See why thirty-nine and a quarter years ago this week Goodtime Charley closed? For the rest of the show, Joan will make things happen while Charley keeps telling her she cannot. The best musicals concern big characters and big events, and while we have those events – France and England fight the Hundred Years War – the big character is Joan. We can’t be more interested in Charley than we are in her, especially when he does nothing to keep her from being burned at the stake when he’s politically pressured.

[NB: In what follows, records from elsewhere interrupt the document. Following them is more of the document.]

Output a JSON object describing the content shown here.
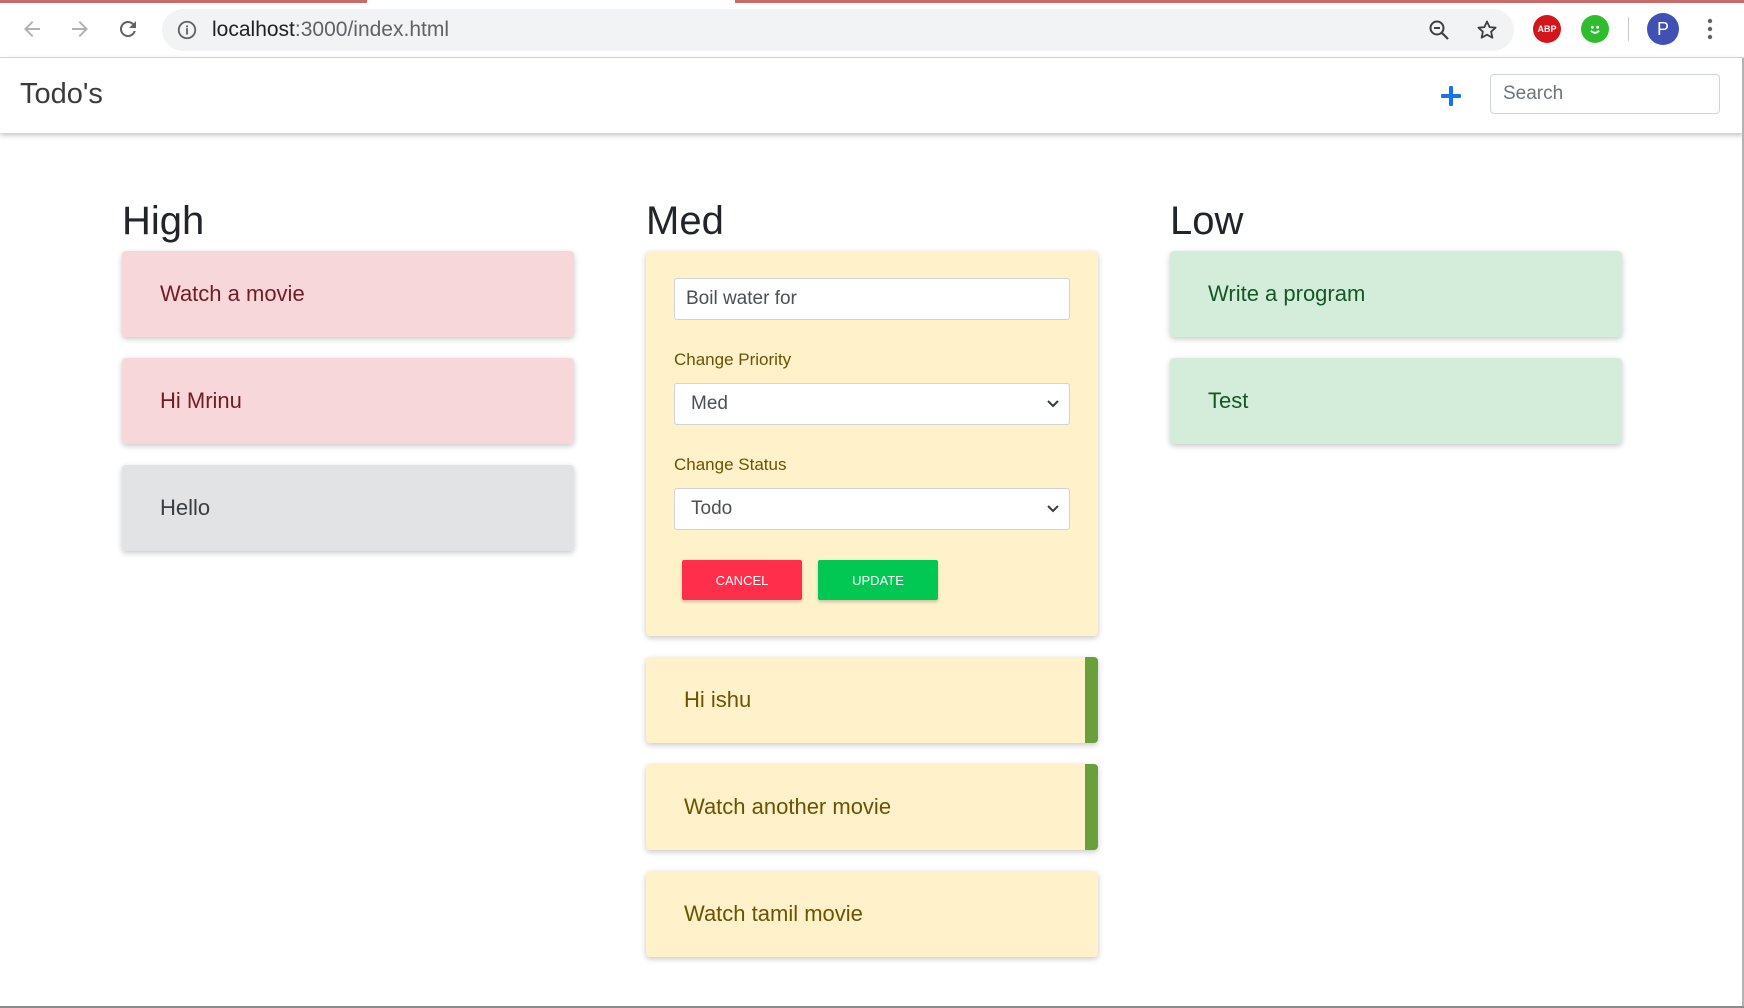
{
  "browser": {
    "url_host": "localhost",
    "url_rest": ":3000/index.html",
    "profile_initial": "P",
    "extension_abp_label": "ABP"
  },
  "navbar": {
    "brand": "Todo's",
    "search_placeholder": "Search"
  },
  "columns": {
    "high": {
      "title": "High",
      "items": [
        "Watch a movie",
        "Hi Mrinu",
        "Hello"
      ]
    },
    "med": {
      "title": "Med",
      "edit": {
        "input_value": "Boil water for",
        "priority_label": "Change Priority",
        "priority_value": "Med",
        "status_label": "Change Status",
        "status_value": "Todo",
        "cancel_label": "CANCEL",
        "update_label": "UPDATE"
      },
      "items": [
        "Hi ishu",
        "Watch another movie",
        "Watch tamil movie"
      ]
    },
    "low": {
      "title": "Low",
      "items": [
        "Write a program",
        "Test"
      ]
    }
  },
  "colors": {
    "high_bg": "#f8d7da",
    "med_bg": "#fff1c9",
    "low_bg": "#d4edda",
    "neutral_bg": "#e2e3e5",
    "cancel": "#ff2e4b",
    "update": "#00c853",
    "accent": "#1a73e8"
  }
}
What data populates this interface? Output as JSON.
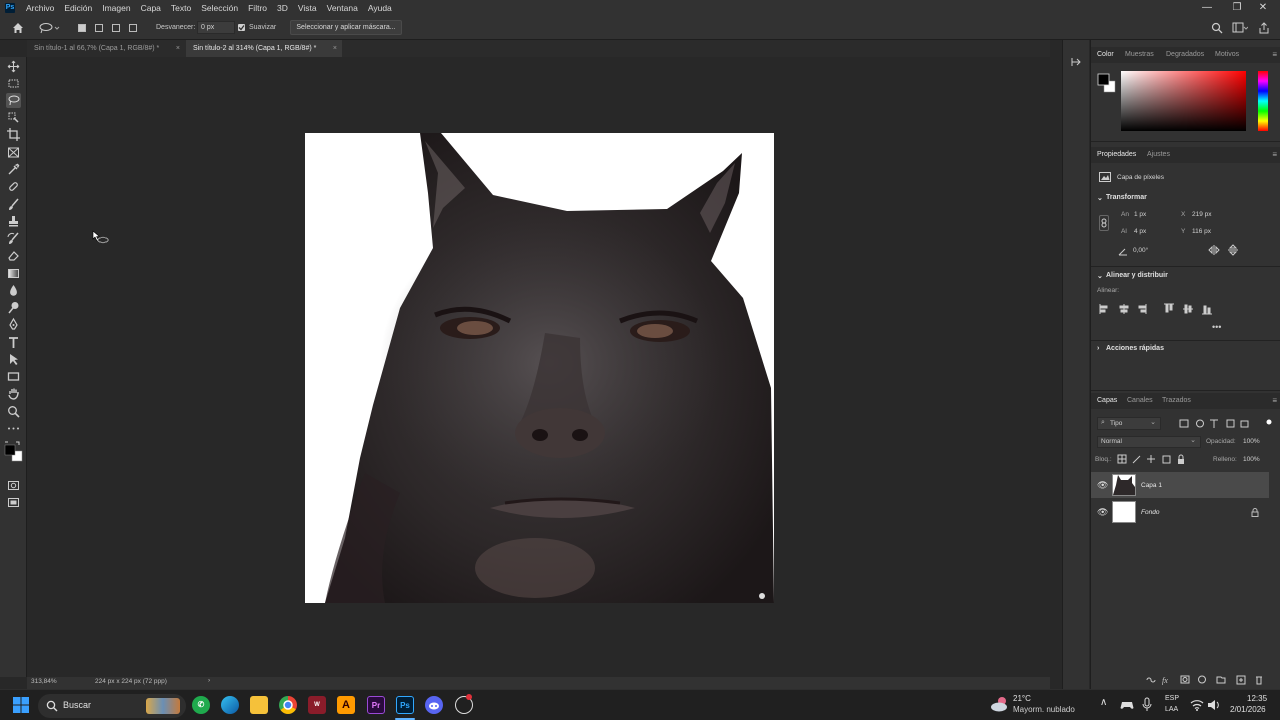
{
  "menubar": {
    "logo": "Ps",
    "items": [
      "Archivo",
      "Edición",
      "Imagen",
      "Capa",
      "Texto",
      "Selección",
      "Filtro",
      "3D",
      "Vista",
      "Ventana",
      "Ayuda"
    ],
    "window_controls": [
      "—",
      "❐",
      "✕"
    ]
  },
  "optionsbar": {
    "feather_label": "Desvanecer:",
    "feather_value": "0 px",
    "antialias_label": "Suavizar",
    "select_mask_label": "Seleccionar y aplicar máscara..."
  },
  "tabs": [
    {
      "label": "Sin título-1 al 66,7% (Capa 1, RGB/8#) *",
      "active": false
    },
    {
      "label": "Sin título-2 al 314% (Capa 1, RGB/8#) *",
      "active": true
    }
  ],
  "status": {
    "zoom": "313,84%",
    "doc_size": "224 px x 224 px (72 ppp)",
    "arrow": "›"
  },
  "panels": {
    "color_tabs": [
      "Color",
      "Muestras",
      "Degradados",
      "Motivos"
    ],
    "props_tabs": [
      "Propiedades",
      "Ajustes"
    ],
    "pixel_layer_label": "Capa de píxeles",
    "transform": {
      "title": "Transformar",
      "w_label": "An",
      "w_value": "1 px",
      "h_label": "Al",
      "h_value": "4 px",
      "x_label": "X",
      "x_value": "219 px",
      "y_label": "Y",
      "y_value": "116 px",
      "angle_value": "0,00°"
    },
    "align": {
      "title": "Alinear y distribuir",
      "sub": "Alinear:"
    },
    "quick_actions": "Acciones rápidas",
    "layers_tabs": [
      "Capas",
      "Canales",
      "Trazados"
    ],
    "filter_label": "Tipo",
    "blend_mode": "Normal",
    "opacity_label": "Opacidad:",
    "opacity_value": "100%",
    "lock_label": "Bloq.:",
    "fill_label": "Relleno:",
    "fill_value": "100%",
    "layers": [
      {
        "name": "Capa 1",
        "selected": true,
        "locked": false
      },
      {
        "name": "Fondo",
        "selected": false,
        "locked": true
      }
    ]
  },
  "taskbar": {
    "search_placeholder": "Buscar",
    "weather_temp": "21°C",
    "weather_desc": "Mayorm. nublado",
    "lang_1": "ESP",
    "lang_2": "LAA",
    "time": "12:35",
    "date": "2/01/2026",
    "apps": [
      "whatsapp",
      "edge",
      "explorer",
      "chrome",
      "winrar",
      "illustrator",
      "premiere",
      "photoshop",
      "discord",
      "chatgpt"
    ]
  },
  "colors": {
    "accent": "#31a8ff",
    "panel": "#323232",
    "canvas": "#282828",
    "hue_top": "#ff0000"
  }
}
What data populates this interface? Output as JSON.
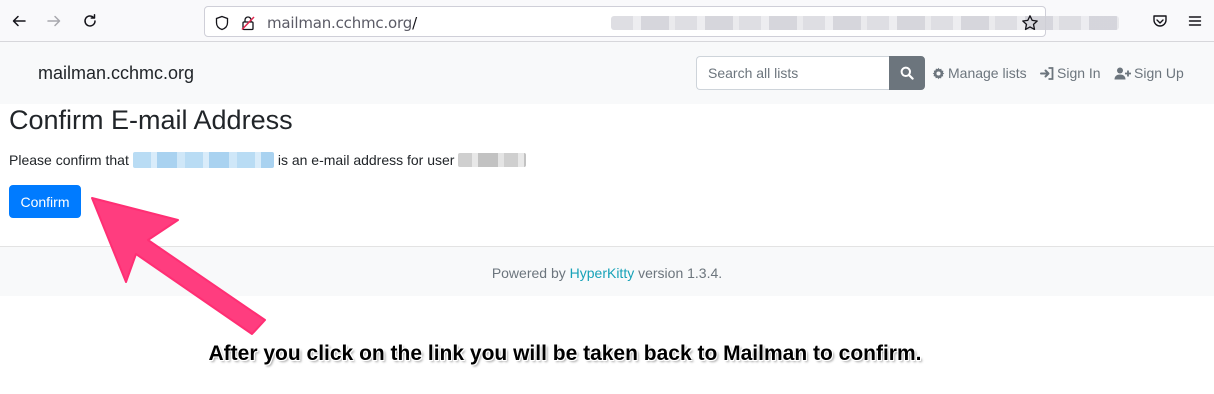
{
  "browser": {
    "url_domain": "mailman.cchmc.org",
    "url_suffix": "/",
    "icons": [
      "back-arrow-icon",
      "forward-arrow-icon",
      "reload-icon",
      "shield-icon",
      "lock-icon",
      "star-icon",
      "pocket-icon",
      "menu-icon"
    ]
  },
  "header": {
    "brand": "mailman.cchmc.org",
    "search_placeholder": "Search all lists",
    "manage_lists": "Manage lists",
    "sign_in": "Sign In",
    "sign_up": "Sign Up"
  },
  "main": {
    "title": "Confirm E-mail Address",
    "text_before": "Please confirm that",
    "text_middle": "is an e-mail address for user",
    "confirm_button": "Confirm"
  },
  "footer": {
    "powered_by": "Powered by",
    "hyperkitty": "HyperKitty",
    "version": "version 1.3.4."
  },
  "annotation": {
    "text": "After you click on the link you will be taken back to Mailman to confirm.",
    "arrow_color": "#ff3d7f"
  },
  "colors": {
    "primary": "#007bff",
    "secondary": "#6c757d",
    "link": "#17a2b8"
  }
}
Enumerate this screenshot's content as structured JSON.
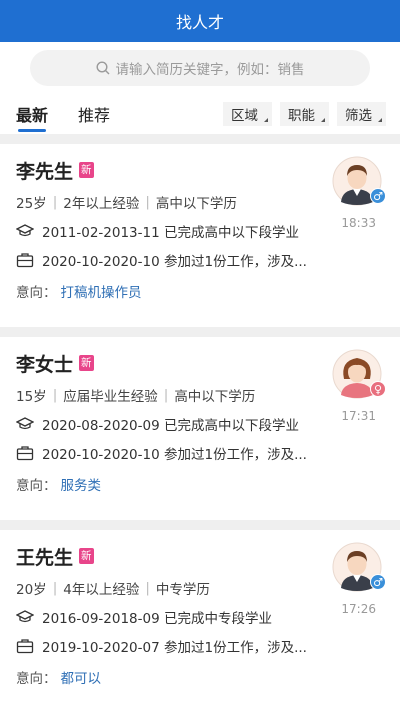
{
  "header": {
    "title": "找人才"
  },
  "search": {
    "placeholder": "请输入简历关键字，例如：销售"
  },
  "tabs": [
    {
      "label": "最新"
    },
    {
      "label": "推荐"
    }
  ],
  "filters": [
    {
      "label": "区域"
    },
    {
      "label": "职能"
    },
    {
      "label": "筛选"
    }
  ],
  "badge_label": "新",
  "intent_label": "意向：",
  "colors": {
    "brand": "#1f6fd1",
    "badge": "#e8458a",
    "male": "#3a8fd9",
    "female": "#e86f7e"
  },
  "candidates": [
    {
      "name": "李先生",
      "age": "25岁",
      "experience": "2年以上经验",
      "education": "高中以下学历",
      "school": "2011-02-2013-11 已完成高中以下段学业",
      "work": "2020-10-2020-10 参加过1份工作，涉及...",
      "intent": "打稿机操作员",
      "time": "18:33",
      "gender": "male"
    },
    {
      "name": "李女士",
      "age": "15岁",
      "experience": "应届毕业生经验",
      "education": "高中以下学历",
      "school": "2020-08-2020-09 已完成高中以下段学业",
      "work": "2020-10-2020-10 参加过1份工作，涉及...",
      "intent": "服务类",
      "time": "17:31",
      "gender": "female"
    },
    {
      "name": "王先生",
      "age": "20岁",
      "experience": "4年以上经验",
      "education": "中专学历",
      "school": "2016-09-2018-09 已完成中专段学业",
      "work": "2019-10-2020-07 参加过1份工作，涉及...",
      "intent": "都可以",
      "time": "17:26",
      "gender": "male"
    }
  ]
}
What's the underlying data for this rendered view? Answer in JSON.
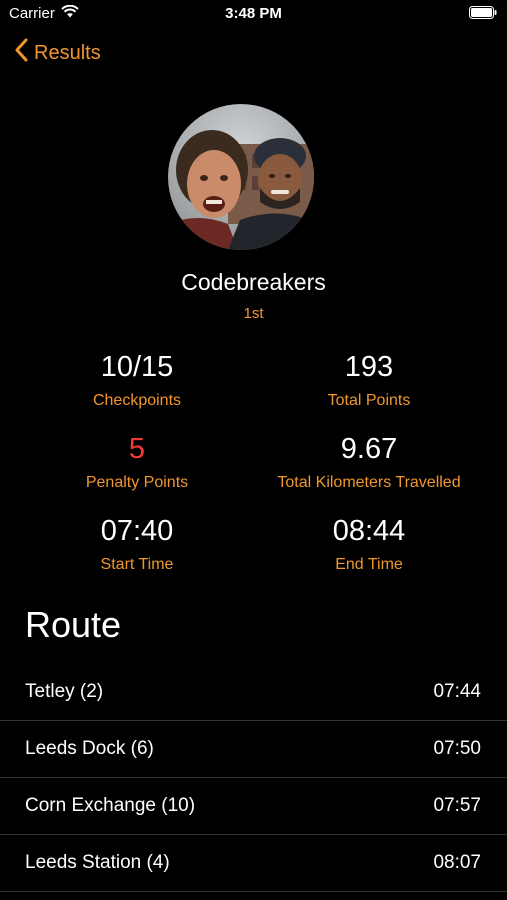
{
  "status": {
    "carrier": "Carrier",
    "time": "3:48 PM"
  },
  "nav": {
    "back_label": "Results"
  },
  "team": {
    "name": "Codebreakers",
    "rank": "1st"
  },
  "stats": {
    "checkpoints": {
      "value": "10/15",
      "label": "Checkpoints"
    },
    "total_points": {
      "value": "193",
      "label": "Total Points"
    },
    "penalty_points": {
      "value": "5",
      "label": "Penalty Points"
    },
    "distance": {
      "value": "9.67",
      "label": "Total Kilometers Travelled"
    },
    "start_time": {
      "value": "07:40",
      "label": "Start Time"
    },
    "end_time": {
      "value": "08:44",
      "label": "End Time"
    }
  },
  "route": {
    "title": "Route",
    "items": [
      {
        "name": "Tetley (2)",
        "time": "07:44"
      },
      {
        "name": "Leeds Dock (6)",
        "time": "07:50"
      },
      {
        "name": "Corn Exchange (10)",
        "time": "07:57"
      },
      {
        "name": "Leeds Station (4)",
        "time": "08:07"
      }
    ]
  },
  "colors": {
    "accent": "#f0962e",
    "penalty": "#f23c33",
    "background": "#000000"
  }
}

But shed of its book, Goodtime Charley is a terrifically entertaining original cast album. Hackady didn’t settle for matter-of-fact ideas. Take “Bits and Pieces,” in which Charley and Joan each don a suit of armor. (“Breast-plate ‘A’ should be buckled to back-plate ‘B.’”) A quarter century before Sweet Smell of Success included a song in a confessional (alas, it’s not on the album), Hackady had General telling his sins to Archbishop. While it’s a comic song that deals with the boiler-plate way that sinners confess –“I did it and I’m sorry but forgive me and I promise that I’ll never ever do it any more” – Hackady included an underbelly of seriousness, for we find that General has betrayed Joan because she’s made him look bad.
Joan got some fine songs, too. More than one woman will relate to her wistful “To Make the Boy a Man” and “I Am Going to Love (the Man You’re Going to Be).” Alas, Charley doesn’t measure up, which leads to her angry “You Still Have a Long Way to Go.”
Actually, Joel Grey joins in on that song, too. Given that his name was billed above the title, he got his share of the score. One highlight was added during the Boston tryout: “Born Lover,” in which he metaphorically flexes his sexual muscles. (“I’m something else unlocking chastity belts.”)
My personal favorite is “Why Can’t We All Be Nice?” thanks to Hackady’s deft wordplay. Note the progression: “As I used to say to mother when we spoke to one another, ‘Mother, why can’t we all be nice?’” leads to “As I once remarked to father whom I disappointed rather, ‘Father, why can’t we all be nice?’” to thepiece de resistance: “I keep saying to my pages, ‘History gives us nice clean pages, pages, why must we soil each page?’”
Patter songs aren’t especially noted for melody, but Grossman provided a delectable one here – and for the others. One other salient point that proves the worth of Grossman’s music: Jonathan Tunick did the orchestrations. He’d already done COMPANY, which made Sondheim retain him for FOLLIES and A LITTLE NIGHT MUSIC. At this point in his career, Tunick didn’t have to take just any job that came his way, so he must have thought a good deal of Grossman’s music.
By the way, if you already have a CD of Goodtime Charley, see if the disc itself says Goodtime Charlie. Indeed, the first batch that went out misspelled the hero’s name on the embossing. Oh, we won’t compare this to that postage stamp with the upside-down airplane or the penny with the blurry surface, but it IS worth noting. Let’s just say it’s another indignity the show suffered – and perhaps another reason why the writers should have concentrated on Joan of Arc.
Finally, I’m not the only Goodtime Charley fan. A few weeks ago, when I hinted that I’d be writing a column on this disc, Rick Thompson wrote and cautioned “Don’t forget to mention a lyric of ‘I Am Going to Love (the Man You’re Going to Be)’ – ‘When you’re braving the sun, when you’re no longer afraid, standing in your shadow, I’ll be basking in your shade.’”
Yeah, that Hal Hackady is a helluva lyricist.
Peter Filichia also writes a column each Friday atwww.mtishows.com and www.kritzerland.com. His upcoming bookThe Great Parade: Broadway’s Astonishing, Never-To-Be Forgotten 1963-1964 Season is now available for pre-order atwww.amazon.com.